State, as a number alone, how many lines of the data contain the string "obscure".

START Exercise material

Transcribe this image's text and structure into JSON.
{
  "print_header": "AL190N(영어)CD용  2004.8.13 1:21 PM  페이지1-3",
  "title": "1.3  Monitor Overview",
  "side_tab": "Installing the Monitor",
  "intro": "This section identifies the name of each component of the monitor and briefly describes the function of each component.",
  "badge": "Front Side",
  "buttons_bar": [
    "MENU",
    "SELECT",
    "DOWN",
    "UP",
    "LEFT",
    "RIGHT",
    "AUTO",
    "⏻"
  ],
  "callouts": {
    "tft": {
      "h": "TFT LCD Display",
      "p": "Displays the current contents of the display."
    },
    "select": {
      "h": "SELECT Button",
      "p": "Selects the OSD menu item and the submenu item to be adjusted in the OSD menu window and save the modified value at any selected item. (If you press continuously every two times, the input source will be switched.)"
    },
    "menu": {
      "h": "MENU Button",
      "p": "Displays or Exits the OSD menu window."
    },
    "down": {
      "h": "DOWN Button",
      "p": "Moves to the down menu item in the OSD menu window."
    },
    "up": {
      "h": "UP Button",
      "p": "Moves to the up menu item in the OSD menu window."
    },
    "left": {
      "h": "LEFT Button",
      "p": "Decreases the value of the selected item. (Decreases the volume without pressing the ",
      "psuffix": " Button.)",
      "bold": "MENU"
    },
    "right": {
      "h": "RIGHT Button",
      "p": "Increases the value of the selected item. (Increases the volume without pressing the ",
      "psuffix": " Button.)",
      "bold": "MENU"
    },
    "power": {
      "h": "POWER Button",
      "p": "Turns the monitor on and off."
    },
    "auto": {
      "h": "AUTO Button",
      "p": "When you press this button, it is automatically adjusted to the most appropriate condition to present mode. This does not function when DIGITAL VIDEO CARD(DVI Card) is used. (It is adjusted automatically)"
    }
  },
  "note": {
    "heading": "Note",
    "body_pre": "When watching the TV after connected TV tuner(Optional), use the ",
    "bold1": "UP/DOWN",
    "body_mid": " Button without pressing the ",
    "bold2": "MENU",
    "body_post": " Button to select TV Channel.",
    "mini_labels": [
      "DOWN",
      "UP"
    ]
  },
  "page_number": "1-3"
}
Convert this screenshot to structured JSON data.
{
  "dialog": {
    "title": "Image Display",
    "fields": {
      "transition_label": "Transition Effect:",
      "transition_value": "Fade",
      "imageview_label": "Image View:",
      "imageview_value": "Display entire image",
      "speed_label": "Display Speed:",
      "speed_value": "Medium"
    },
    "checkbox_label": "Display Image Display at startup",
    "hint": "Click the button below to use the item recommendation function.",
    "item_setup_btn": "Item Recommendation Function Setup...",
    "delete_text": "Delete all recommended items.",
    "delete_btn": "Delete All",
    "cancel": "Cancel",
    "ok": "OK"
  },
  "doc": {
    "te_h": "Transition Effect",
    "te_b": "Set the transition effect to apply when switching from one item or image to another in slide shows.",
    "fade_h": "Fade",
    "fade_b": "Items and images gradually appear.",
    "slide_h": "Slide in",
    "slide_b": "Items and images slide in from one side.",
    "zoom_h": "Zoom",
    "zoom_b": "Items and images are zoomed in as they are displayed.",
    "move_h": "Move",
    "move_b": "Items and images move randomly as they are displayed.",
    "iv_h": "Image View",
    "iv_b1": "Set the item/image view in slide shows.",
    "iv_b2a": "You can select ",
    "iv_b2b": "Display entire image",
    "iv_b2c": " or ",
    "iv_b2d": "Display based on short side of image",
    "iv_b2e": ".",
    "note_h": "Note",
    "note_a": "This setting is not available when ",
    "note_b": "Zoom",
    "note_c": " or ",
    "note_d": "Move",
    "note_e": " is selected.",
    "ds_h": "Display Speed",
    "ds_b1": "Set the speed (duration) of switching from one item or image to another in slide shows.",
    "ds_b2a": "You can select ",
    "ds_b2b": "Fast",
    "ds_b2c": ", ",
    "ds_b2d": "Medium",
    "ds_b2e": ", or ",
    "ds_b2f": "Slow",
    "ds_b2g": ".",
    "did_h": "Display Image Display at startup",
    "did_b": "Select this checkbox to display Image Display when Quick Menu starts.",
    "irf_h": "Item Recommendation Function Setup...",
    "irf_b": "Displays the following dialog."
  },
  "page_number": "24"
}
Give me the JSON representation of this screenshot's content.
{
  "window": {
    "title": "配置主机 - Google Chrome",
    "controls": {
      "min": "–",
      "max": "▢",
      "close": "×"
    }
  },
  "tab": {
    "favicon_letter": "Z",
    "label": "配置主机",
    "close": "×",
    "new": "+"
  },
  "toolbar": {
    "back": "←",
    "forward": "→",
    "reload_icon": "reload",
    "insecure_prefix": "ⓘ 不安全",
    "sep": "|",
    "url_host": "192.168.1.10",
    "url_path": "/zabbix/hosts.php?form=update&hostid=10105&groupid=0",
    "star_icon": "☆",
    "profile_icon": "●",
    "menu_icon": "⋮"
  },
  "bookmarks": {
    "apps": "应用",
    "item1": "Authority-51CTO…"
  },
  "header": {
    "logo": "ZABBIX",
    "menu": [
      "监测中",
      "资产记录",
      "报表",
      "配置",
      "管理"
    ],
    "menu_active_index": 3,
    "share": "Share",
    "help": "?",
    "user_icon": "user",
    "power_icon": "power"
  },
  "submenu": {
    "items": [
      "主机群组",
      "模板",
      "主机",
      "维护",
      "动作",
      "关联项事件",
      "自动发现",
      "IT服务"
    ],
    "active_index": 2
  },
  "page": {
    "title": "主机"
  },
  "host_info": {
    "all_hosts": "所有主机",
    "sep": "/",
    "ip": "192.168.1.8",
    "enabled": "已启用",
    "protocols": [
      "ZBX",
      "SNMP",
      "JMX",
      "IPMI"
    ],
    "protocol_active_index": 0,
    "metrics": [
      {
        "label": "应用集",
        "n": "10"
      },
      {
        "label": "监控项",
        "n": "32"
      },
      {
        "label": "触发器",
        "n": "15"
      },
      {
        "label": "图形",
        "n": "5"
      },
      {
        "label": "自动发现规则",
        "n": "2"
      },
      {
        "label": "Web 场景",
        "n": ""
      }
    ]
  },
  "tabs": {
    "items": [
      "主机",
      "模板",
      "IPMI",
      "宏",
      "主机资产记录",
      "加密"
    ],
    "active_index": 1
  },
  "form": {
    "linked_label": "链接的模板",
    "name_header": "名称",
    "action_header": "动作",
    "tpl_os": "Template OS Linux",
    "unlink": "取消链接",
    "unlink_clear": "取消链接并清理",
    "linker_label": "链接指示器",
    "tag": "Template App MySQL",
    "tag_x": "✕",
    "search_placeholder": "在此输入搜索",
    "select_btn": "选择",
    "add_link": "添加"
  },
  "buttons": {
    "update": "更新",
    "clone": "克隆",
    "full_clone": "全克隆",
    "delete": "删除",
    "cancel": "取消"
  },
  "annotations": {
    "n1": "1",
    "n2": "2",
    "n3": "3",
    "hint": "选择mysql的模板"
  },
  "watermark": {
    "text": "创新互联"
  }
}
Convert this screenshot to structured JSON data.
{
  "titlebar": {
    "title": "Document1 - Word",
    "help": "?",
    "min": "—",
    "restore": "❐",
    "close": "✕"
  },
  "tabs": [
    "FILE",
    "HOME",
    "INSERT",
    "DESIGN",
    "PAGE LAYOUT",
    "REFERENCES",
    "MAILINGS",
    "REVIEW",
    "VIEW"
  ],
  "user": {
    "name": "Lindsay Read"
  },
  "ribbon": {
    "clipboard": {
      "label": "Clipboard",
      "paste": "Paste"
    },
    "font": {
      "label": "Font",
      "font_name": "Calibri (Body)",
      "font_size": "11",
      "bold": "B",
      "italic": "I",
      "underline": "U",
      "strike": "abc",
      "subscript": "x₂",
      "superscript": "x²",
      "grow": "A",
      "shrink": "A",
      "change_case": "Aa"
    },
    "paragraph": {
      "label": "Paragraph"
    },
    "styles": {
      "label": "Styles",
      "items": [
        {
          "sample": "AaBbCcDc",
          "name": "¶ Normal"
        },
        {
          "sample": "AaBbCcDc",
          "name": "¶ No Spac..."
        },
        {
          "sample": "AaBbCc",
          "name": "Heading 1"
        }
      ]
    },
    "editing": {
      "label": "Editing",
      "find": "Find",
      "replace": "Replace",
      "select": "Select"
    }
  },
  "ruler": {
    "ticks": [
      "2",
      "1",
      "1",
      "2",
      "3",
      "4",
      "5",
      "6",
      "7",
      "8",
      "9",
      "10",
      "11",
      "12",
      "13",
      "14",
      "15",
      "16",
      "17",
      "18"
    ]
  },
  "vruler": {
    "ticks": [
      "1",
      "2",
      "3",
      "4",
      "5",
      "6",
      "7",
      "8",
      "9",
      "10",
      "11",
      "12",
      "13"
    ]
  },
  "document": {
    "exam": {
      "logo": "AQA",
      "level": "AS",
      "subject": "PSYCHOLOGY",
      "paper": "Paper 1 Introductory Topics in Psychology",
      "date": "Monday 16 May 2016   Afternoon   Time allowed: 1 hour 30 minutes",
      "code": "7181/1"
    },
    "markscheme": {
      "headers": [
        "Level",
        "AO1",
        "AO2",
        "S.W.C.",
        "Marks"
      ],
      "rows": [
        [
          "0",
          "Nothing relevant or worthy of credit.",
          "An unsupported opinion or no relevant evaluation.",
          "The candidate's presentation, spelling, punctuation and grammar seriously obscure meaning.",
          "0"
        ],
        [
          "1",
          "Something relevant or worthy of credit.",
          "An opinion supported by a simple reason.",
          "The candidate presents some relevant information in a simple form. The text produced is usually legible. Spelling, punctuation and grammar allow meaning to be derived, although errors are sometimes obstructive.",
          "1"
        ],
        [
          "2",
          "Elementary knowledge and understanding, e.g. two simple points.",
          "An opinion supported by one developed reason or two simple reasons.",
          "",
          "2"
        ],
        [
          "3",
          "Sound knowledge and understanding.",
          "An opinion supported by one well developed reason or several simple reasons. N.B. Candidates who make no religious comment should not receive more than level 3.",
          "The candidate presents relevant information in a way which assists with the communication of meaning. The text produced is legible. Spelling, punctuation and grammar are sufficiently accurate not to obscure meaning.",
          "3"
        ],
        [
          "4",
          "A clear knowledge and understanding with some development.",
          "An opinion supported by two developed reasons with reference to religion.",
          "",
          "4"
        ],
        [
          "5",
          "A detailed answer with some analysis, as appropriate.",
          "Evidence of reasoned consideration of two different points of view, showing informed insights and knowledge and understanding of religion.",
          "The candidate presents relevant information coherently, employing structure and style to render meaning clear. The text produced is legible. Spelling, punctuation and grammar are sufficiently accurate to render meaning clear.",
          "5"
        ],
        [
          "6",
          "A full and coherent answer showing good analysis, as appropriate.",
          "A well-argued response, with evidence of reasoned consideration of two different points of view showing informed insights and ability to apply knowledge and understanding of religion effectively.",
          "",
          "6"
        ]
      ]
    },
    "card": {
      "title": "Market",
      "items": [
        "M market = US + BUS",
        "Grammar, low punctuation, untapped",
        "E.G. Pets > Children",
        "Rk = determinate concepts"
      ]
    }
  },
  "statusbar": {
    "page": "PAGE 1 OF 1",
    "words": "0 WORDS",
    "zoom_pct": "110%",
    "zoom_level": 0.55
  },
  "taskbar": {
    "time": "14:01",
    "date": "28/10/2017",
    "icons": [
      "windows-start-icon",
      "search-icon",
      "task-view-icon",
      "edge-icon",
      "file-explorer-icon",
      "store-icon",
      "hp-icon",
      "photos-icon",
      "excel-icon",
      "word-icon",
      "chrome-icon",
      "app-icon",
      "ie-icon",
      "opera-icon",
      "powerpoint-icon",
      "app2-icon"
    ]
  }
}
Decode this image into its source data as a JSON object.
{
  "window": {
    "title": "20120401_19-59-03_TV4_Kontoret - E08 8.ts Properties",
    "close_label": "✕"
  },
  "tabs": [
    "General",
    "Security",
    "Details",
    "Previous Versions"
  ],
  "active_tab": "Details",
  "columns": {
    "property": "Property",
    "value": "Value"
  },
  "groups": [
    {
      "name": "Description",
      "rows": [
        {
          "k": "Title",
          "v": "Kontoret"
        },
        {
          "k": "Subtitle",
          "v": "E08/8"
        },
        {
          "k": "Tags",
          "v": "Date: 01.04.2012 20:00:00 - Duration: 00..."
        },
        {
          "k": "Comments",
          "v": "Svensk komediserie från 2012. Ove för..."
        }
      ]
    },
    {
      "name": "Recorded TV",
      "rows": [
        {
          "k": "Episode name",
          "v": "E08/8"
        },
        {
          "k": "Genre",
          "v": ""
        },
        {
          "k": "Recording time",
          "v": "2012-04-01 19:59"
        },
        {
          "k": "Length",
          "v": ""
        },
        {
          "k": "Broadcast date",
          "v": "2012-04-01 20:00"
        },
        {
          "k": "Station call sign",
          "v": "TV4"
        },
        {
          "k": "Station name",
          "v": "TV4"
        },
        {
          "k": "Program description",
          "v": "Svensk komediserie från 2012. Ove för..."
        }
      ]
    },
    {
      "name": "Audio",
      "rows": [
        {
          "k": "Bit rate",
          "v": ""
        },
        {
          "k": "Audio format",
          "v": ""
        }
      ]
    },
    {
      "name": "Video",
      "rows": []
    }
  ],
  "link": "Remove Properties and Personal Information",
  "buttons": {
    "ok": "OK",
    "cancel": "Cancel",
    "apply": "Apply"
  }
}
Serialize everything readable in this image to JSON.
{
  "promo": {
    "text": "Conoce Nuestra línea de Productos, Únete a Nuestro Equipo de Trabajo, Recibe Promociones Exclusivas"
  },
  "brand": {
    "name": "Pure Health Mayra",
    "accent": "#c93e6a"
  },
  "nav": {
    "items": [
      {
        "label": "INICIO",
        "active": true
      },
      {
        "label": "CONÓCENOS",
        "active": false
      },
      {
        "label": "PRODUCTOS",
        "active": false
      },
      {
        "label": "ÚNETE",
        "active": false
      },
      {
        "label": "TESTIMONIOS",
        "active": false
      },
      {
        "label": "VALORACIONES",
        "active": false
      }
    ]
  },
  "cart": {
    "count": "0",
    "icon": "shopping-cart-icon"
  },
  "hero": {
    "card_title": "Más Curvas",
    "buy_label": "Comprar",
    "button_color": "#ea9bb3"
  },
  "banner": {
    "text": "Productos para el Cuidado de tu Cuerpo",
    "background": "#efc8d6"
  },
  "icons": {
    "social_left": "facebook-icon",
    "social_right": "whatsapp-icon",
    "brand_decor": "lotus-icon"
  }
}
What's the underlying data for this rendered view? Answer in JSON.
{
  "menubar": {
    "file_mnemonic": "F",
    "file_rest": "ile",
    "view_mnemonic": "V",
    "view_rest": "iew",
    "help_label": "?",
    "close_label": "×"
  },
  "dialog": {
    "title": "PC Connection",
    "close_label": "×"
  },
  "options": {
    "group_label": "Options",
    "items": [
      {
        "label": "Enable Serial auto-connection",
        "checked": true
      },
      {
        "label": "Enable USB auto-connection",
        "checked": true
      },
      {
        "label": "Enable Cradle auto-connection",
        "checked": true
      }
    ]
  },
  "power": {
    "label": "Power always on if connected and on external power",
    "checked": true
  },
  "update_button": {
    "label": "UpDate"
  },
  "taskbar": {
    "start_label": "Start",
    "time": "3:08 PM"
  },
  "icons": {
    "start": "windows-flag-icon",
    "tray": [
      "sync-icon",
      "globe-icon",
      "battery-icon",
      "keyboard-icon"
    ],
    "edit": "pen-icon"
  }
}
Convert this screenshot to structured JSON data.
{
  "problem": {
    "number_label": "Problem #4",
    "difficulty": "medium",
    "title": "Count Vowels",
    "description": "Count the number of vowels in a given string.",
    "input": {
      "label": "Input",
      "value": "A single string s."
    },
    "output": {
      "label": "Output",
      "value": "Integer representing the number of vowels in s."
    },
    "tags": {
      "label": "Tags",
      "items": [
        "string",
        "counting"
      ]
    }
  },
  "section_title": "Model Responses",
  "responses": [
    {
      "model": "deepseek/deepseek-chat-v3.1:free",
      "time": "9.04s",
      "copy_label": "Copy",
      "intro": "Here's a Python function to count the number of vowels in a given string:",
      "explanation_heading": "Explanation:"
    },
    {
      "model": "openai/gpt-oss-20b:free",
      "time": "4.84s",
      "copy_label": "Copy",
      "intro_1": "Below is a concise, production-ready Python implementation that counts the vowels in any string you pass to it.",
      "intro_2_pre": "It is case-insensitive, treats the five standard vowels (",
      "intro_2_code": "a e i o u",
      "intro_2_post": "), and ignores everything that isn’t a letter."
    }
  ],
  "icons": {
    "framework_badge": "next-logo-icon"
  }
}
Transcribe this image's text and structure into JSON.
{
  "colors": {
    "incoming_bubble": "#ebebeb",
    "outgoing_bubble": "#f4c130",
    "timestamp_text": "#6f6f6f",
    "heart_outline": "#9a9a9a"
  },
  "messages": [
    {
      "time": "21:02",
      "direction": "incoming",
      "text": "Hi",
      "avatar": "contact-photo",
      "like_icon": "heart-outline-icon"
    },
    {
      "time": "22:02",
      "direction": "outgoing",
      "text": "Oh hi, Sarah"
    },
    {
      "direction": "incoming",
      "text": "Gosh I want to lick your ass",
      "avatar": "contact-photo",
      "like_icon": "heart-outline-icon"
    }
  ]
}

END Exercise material

### [Response below]
2